Was it hard for you to walk away from people afterwards if you'd duped them?

It varied, but there were some interviews that I'll never earn back the karma that I lost for doing. [Laughs] But for the most part people were really good sports about it when they saw the final product. Even people that came across as silly were generally ecstatic when they saw it on TV.

I noticed that you went to college at Oberlin. It seems like everyone who went to Oberlin went on to form a band or do something creative, especially in Brooklyn [Helms lived in Brooklyn from 1997-2006]. A ton of bands formed there, like Yeah Yeah Yeahs. The author Gary Shteyengart went to school there.

Yeah, it's true. There was a big article in the alumni magazine about how Williamsburg was like the Oberlin post-graduate destination for everybody. [Laughs]

Did your move to L.A. a few years ago influence things music wise for you?

One of the difficult things about moving here was leaving The Lonesome Trio, two of my best friends since college. It put some distance between us. But we still manage to play a bunch of times during the year. But those guys came to visit me in Thailand when we were shooting The Hangover II, and we got to hang out a lot, which was awesome.

Musicians typically hate this question, but since you're primarily an actor who isn't normally interviewed about music, I'll go ahead and ask it. Who are some of your favorite bands and musicians, bluegrass or otherwise?

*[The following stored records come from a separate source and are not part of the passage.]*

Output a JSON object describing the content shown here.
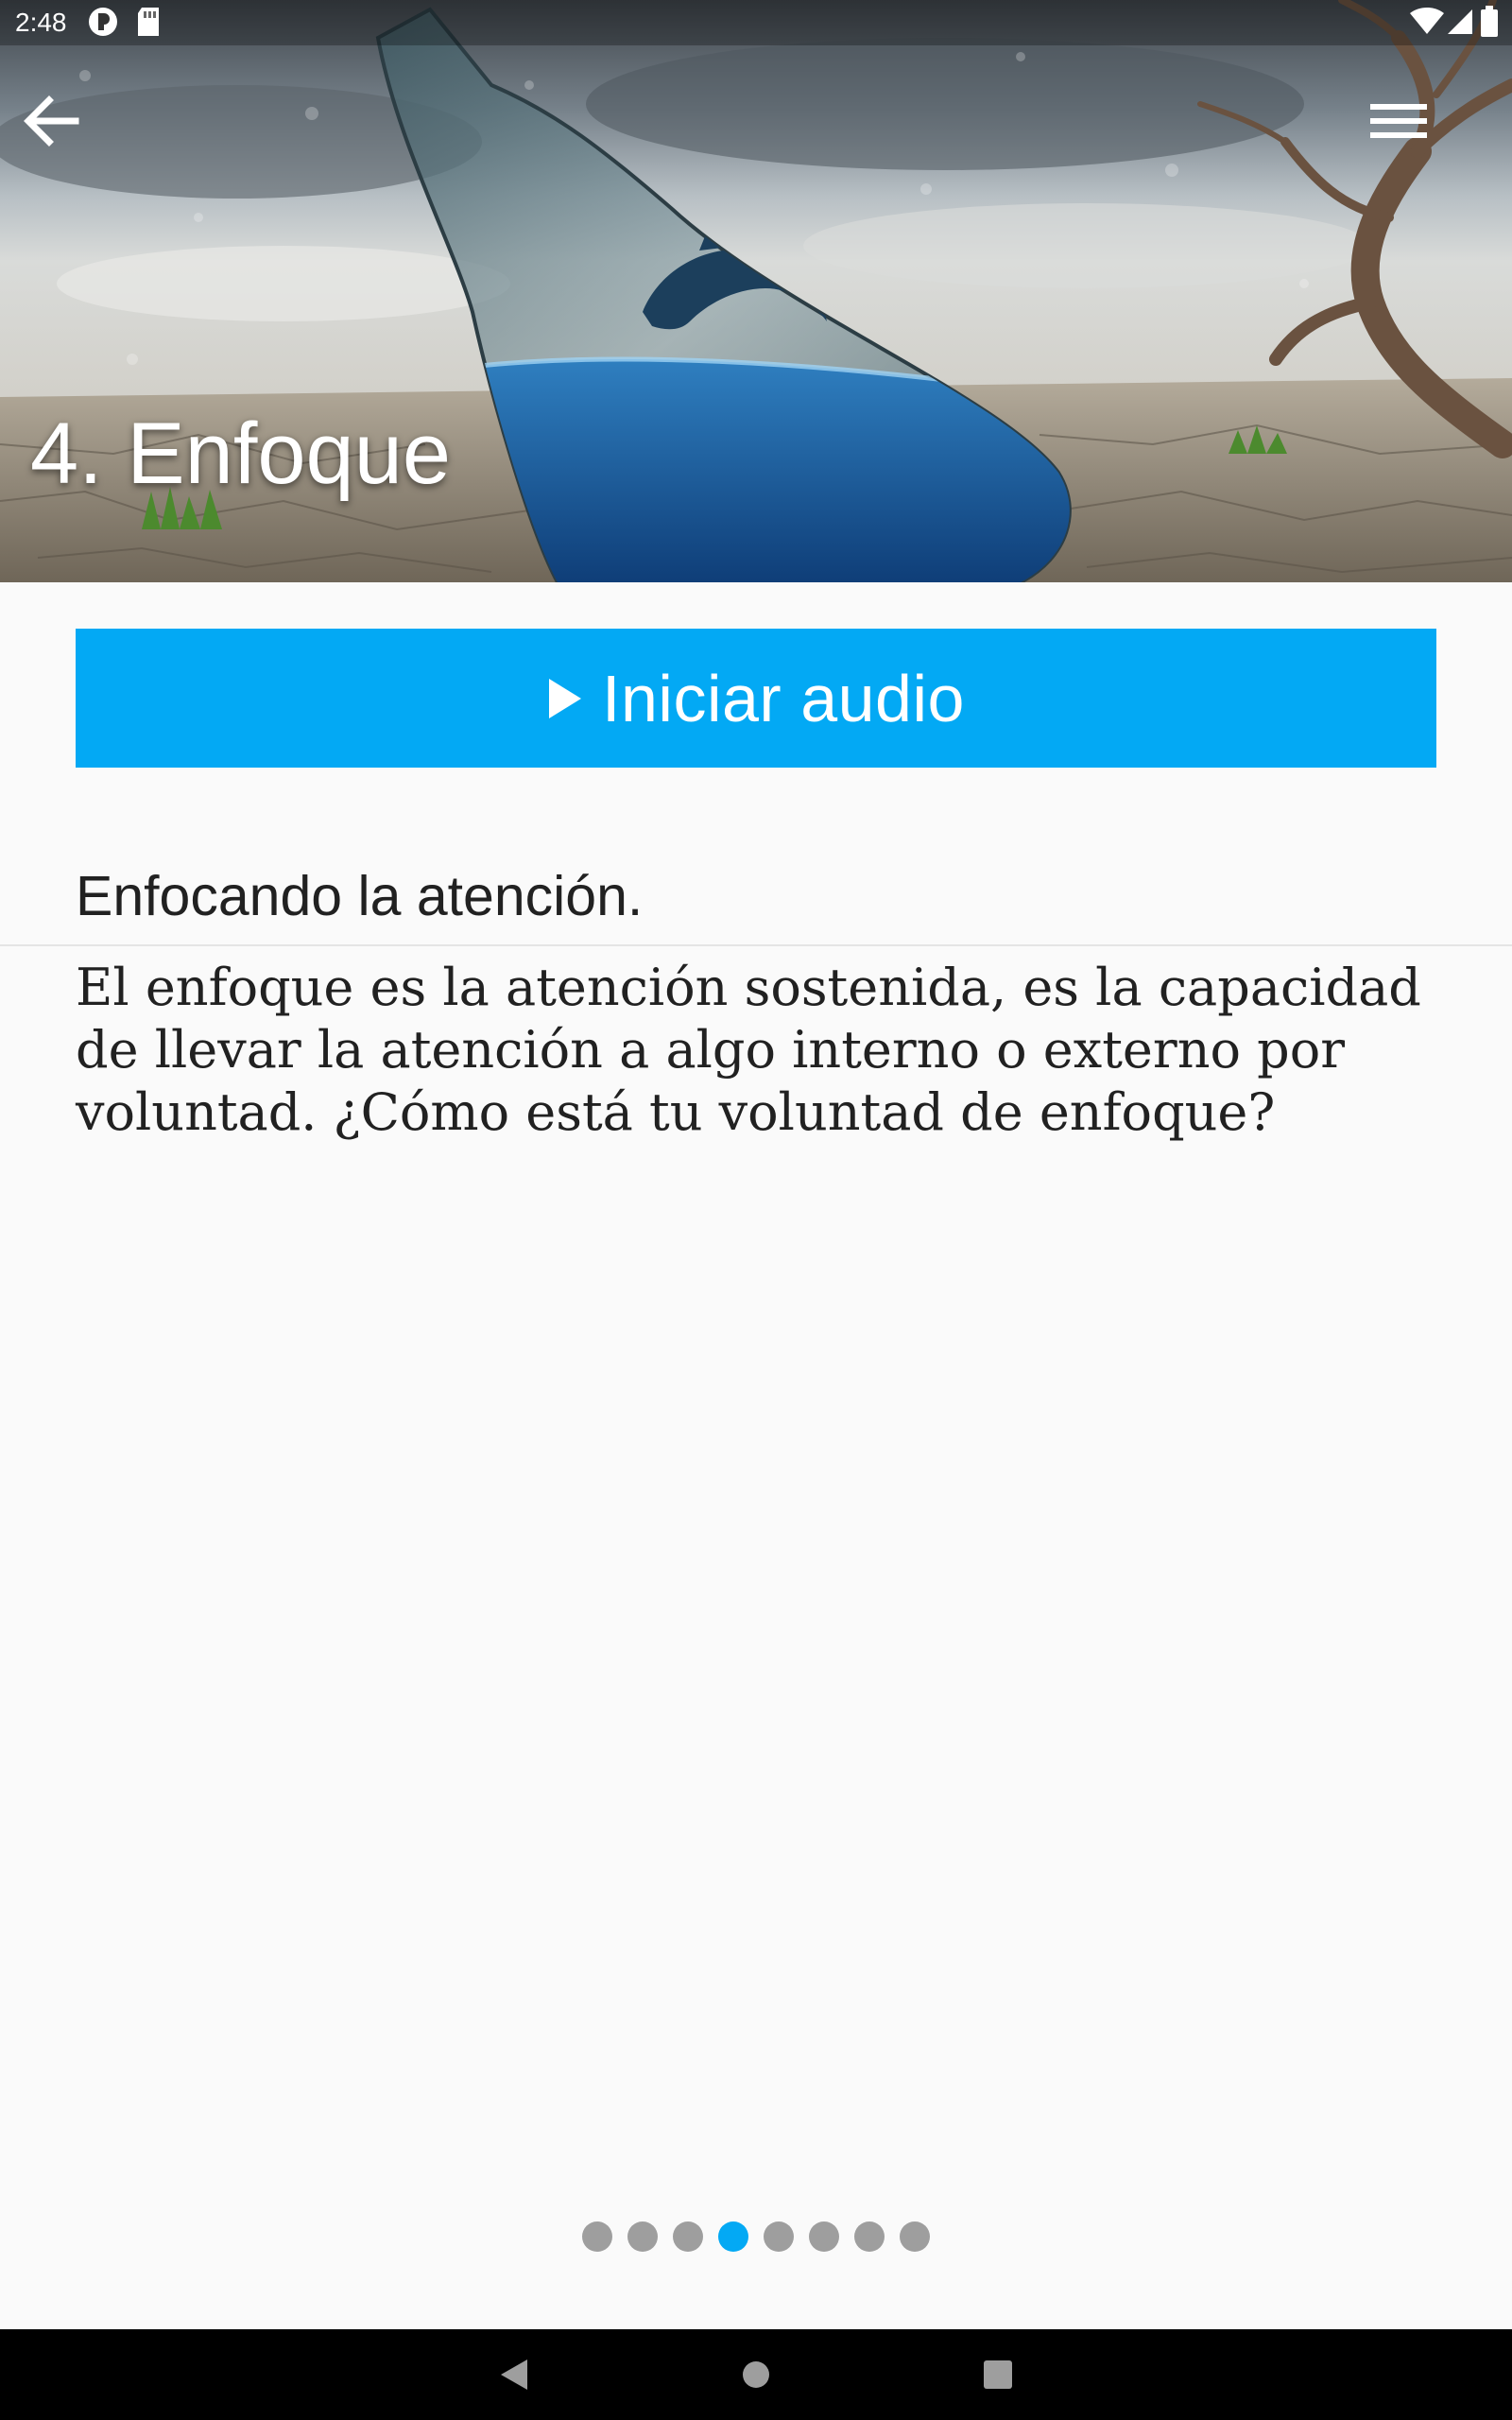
{
  "status_bar": {
    "time": "2:48",
    "icons": [
      "notification-app-icon",
      "sd-card-icon",
      "wifi-icon",
      "signal-icon",
      "battery-icon"
    ]
  },
  "toolbar": {
    "back_icon": "arrow-back-icon",
    "menu_icon": "hamburger-menu-icon"
  },
  "header": {
    "title": "4. Enfoque",
    "image": "surreal-bottle-with-dolphin-in-desert"
  },
  "audio_button": {
    "label": "Iniciar audio",
    "icon": "play-icon",
    "color": "#03a9f4"
  },
  "content": {
    "subtitle": "Enfocando la atención.",
    "body": "El enfoque es la atención sostenida, es la capacidad de llevar la atención a algo interno o externo por voluntad. ¿Cómo está tu voluntad de enfoque?"
  },
  "pager": {
    "total": 8,
    "current": 4,
    "active_color": "#03a9f4",
    "inactive_color": "#9e9e9e"
  },
  "nav_bar": {
    "buttons": [
      "back-triangle-icon",
      "home-circle-icon",
      "recents-square-icon"
    ]
  }
}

It's hard ot sum it all up, but I love some of the contemporary bluegrass bands like Crooked Still and this woman Sarah Jarosz. Going back, always Béla Fleck. He was formative for me. Bands like Zeppelin. I was just obsessed with Led Zeppelin forever. And Paul Simon. Simon & Garfunkel too. Cat Stevens was amazing. I'm sort of late to the table on bands like Arcade Fire, but I think they're pretty fucking amazing. Bob Dylan and Leonard Cohen have such a dark romanticism going that I love. I saw Josh Ritter a few weeks ago and he was great. Back to the bluegrass area, Doc Watson and David Grisman. The Punch Brothers are epic. Those guys are some of the greatest musicians around in any genre. They also happen to have circled up as kind of an all-star band some of the greatest players around like Bryan Sutton, who's an epic player in bluegrass, and Tony Rice, kind of a go to as one of the greatest guitar pickers around. Also this guy Danny Barnes, who was in a band called The Bad Livers, who were amazing. He has great solo work that's fucking jaw dropping.

Well, thanks for your time Ed, and good luck with the festival!

Thank you for talking to me!




Submit your comment

Name Required

Email Required, will not be published


Remember my personal information
Notify me of follow-up comments?

Please enter the word you see in the image below:

April 22nd 2011

“She” was formative?  Béla Fleck?

John Everhart
April 22nd 2011

Typo was fixed, Danny.

April 24th 2011

Nice interview!  Love me some bluegrass.